EXERCISE GOAL: Please copy out each entry, word for word.

Items from an interface collection
::::::::::
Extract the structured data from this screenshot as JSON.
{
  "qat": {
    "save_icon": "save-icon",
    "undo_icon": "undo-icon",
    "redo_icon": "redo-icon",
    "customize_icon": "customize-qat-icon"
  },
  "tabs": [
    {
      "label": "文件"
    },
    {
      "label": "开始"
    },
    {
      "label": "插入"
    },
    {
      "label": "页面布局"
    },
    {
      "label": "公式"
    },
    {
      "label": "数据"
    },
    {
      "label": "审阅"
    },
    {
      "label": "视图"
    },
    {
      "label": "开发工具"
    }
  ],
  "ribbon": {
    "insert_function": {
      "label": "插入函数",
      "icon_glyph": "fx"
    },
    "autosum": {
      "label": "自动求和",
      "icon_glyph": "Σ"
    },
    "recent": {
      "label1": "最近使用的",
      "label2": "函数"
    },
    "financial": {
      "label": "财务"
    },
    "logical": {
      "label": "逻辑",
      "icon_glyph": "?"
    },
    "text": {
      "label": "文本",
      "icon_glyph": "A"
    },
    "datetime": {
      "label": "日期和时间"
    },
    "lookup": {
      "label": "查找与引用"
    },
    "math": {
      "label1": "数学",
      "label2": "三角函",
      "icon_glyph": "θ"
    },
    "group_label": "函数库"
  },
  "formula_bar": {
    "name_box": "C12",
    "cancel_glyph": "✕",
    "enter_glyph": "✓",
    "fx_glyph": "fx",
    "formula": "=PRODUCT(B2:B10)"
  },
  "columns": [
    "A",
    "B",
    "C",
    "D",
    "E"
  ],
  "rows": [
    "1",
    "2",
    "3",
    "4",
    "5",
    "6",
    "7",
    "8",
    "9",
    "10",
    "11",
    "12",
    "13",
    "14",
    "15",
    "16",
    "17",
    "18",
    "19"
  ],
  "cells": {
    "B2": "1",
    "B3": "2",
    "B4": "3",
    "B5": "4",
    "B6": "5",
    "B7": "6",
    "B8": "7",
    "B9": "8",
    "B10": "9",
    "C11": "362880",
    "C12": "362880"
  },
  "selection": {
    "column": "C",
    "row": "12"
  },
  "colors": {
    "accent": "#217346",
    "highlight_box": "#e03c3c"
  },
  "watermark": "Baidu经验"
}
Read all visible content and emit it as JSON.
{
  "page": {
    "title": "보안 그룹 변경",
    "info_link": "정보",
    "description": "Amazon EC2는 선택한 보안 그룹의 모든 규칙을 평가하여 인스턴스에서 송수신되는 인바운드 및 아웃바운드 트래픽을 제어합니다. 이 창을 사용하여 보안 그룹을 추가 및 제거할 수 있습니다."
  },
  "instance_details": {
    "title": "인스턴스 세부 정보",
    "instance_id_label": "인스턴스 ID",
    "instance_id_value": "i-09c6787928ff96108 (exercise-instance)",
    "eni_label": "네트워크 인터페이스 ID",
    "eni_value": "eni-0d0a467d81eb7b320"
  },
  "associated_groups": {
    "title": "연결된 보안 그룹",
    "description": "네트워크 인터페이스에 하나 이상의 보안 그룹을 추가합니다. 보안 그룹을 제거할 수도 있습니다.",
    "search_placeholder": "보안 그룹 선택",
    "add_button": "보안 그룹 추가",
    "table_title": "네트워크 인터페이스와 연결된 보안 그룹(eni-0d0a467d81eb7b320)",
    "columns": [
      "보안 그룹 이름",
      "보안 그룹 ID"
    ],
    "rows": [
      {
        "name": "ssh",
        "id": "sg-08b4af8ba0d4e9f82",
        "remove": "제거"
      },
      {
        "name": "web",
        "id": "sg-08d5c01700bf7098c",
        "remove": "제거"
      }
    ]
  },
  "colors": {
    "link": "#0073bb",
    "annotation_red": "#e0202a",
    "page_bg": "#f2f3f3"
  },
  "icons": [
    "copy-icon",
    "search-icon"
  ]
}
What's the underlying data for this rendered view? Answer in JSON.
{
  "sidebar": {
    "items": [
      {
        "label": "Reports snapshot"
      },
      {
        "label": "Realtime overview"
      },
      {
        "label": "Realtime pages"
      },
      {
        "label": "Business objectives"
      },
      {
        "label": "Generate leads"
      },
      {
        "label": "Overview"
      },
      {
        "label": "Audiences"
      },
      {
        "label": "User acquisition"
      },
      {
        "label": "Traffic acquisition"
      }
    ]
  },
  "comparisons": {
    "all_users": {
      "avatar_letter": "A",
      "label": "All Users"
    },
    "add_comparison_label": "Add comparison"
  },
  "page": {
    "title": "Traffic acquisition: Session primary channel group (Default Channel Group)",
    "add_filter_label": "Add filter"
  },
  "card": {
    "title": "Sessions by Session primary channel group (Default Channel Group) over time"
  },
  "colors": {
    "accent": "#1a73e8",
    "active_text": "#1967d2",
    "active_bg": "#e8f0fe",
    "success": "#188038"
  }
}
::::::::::
EXERCISE RESPONSE:
Extract the structured data from this screenshot as JSON.
{
  "qat": {
    "save_icon": "save-icon",
    "undo_icon": "undo-icon",
    "redo_icon": "redo-icon",
    "customize_icon": "customize-qat-icon"
  },
  "tabs": [
    {
      "label": "文件"
    },
    {
      "label": "开始"
    },
    {
      "label": "插入"
    },
    {
      "label": "页面布局"
    },
    {
      "label": "公式"
    },
    {
      "label": "数据"
    },
    {
      "label": "审阅"
    },
    {
      "label": "视图"
    },
    {
      "label": "开发工具"
    }
  ],
  "ribbon": {
    "insert_function": {
      "label": "插入函数",
      "icon_glyph": "fx"
    },
    "autosum": {
      "label": "自动求和",
      "icon_glyph": "Σ"
    },
    "recent": {
      "label1": "最近使用的",
      "label2": "函数"
    },
    "financial": {
      "label": "财务"
    },
    "logical": {
      "label": "逻辑",
      "icon_glyph": "?"
    },
    "text": {
      "label": "文本",
      "icon_glyph": "A"
    },
    "datetime": {
      "label": "日期和时间"
    },
    "lookup": {
      "label": "查找与引用"
    },
    "math": {
      "label1": "数学",
      "label2": "三角函",
      "icon_glyph": "θ"
    },
    "group_label": "函数库"
  },
  "formula_bar": {
    "name_box": "C12",
    "cancel_glyph": "✕",
    "enter_glyph": "✓",
    "fx_glyph": "fx",
    "formula": "=PRODUCT(B2:B10)"
  },
  "columns": [
    "A",
    "B",
    "C",
    "D",
    "E"
  ],
  "rows": [
    "1",
    "2",
    "3",
    "4",
    "5",
    "6",
    "7",
    "8",
    "9",
    "10",
    "11",
    "12",
    "13",
    "14",
    "15",
    "16",
    "17",
    "18",
    "19"
  ],
  "cells": {
    "B2": "1",
    "B3": "2",
    "B4": "3",
    "B5": "4",
    "B6": "5",
    "B7": "6",
    "B8": "7",
    "B9": "8",
    "B10": "9",
    "C11": "362880",
    "C12": "362880"
  },
  "selection": {
    "column": "C",
    "row": "12"
  },
  "colors": {
    "accent": "#217346",
    "highlight_box": "#e03c3c"
  },
  "watermark": "Baidu经验"
}
Read all visible content and emit it as JSON.
{
  "page": {
    "title": "보안 그룹 변경",
    "info_link": "정보",
    "description": "Amazon EC2는 선택한 보안 그룹의 모든 규칙을 평가하여 인스턴스에서 송수신되는 인바운드 및 아웃바운드 트래픽을 제어합니다. 이 창을 사용하여 보안 그룹을 추가 및 제거할 수 있습니다."
  },
  "instance_details": {
    "title": "인스턴스 세부 정보",
    "instance_id_label": "인스턴스 ID",
    "instance_id_value": "i-09c6787928ff96108 (exercise-instance)",
    "eni_label": "네트워크 인터페이스 ID",
    "eni_value": "eni-0d0a467d81eb7b320"
  },
  "associated_groups": {
    "title": "연결된 보안 그룹",
    "description": "네트워크 인터페이스에 하나 이상의 보안 그룹을 추가합니다. 보안 그룹을 제거할 수도 있습니다.",
    "search_placeholder": "보안 그룹 선택",
    "add_button": "보안 그룹 추가",
    "table_title": "네트워크 인터페이스와 연결된 보안 그룹(eni-0d0a467d81eb7b320)",
    "columns": [
      "보안 그룹 이름",
      "보안 그룹 ID"
    ],
    "rows": [
      {
        "name": "ssh",
        "id": "sg-08b4af8ba0d4e9f82",
        "remove": "제거"
      },
      {
        "name": "web",
        "id": "sg-08d5c01700bf7098c",
        "remove": "제거"
      }
    ]
  },
  "colors": {
    "link": "#0073bb",
    "annotation_red": "#e0202a",
    "page_bg": "#f2f3f3"
  },
  "icons": [
    "copy-icon",
    "search-icon"
  ]
}
What's the underlying data for this rendered view? Answer in JSON.
{
  "sidebar": {
    "items": [
      {
        "label": "Reports snapshot"
      },
      {
        "label": "Realtime overview"
      },
      {
        "label": "Realtime pages"
      },
      {
        "label": "Business objectives"
      },
      {
        "label": "Generate leads"
      },
      {
        "label": "Overview"
      },
      {
        "label": "Audiences"
      },
      {
        "label": "User acquisition"
      },
      {
        "label": "Traffic acquisition"
      }
    ]
  },
  "comparisons": {
    "all_users": {
      "avatar_letter": "A",
      "label": "All Users"
    },
    "add_comparison_label": "Add comparison"
  },
  "page": {
    "title": "Traffic acquisition: Session primary channel group (Default Channel Group)",
    "add_filter_label": "Add filter"
  },
  "card": {
    "title": "Sessions by Session primary channel group (Default Channel Group) over time"
  },
  "colors": {
    "accent": "#1a73e8",
    "active_text": "#1967d2",
    "active_bg": "#e8f0fe",
    "success": "#188038"
  }
}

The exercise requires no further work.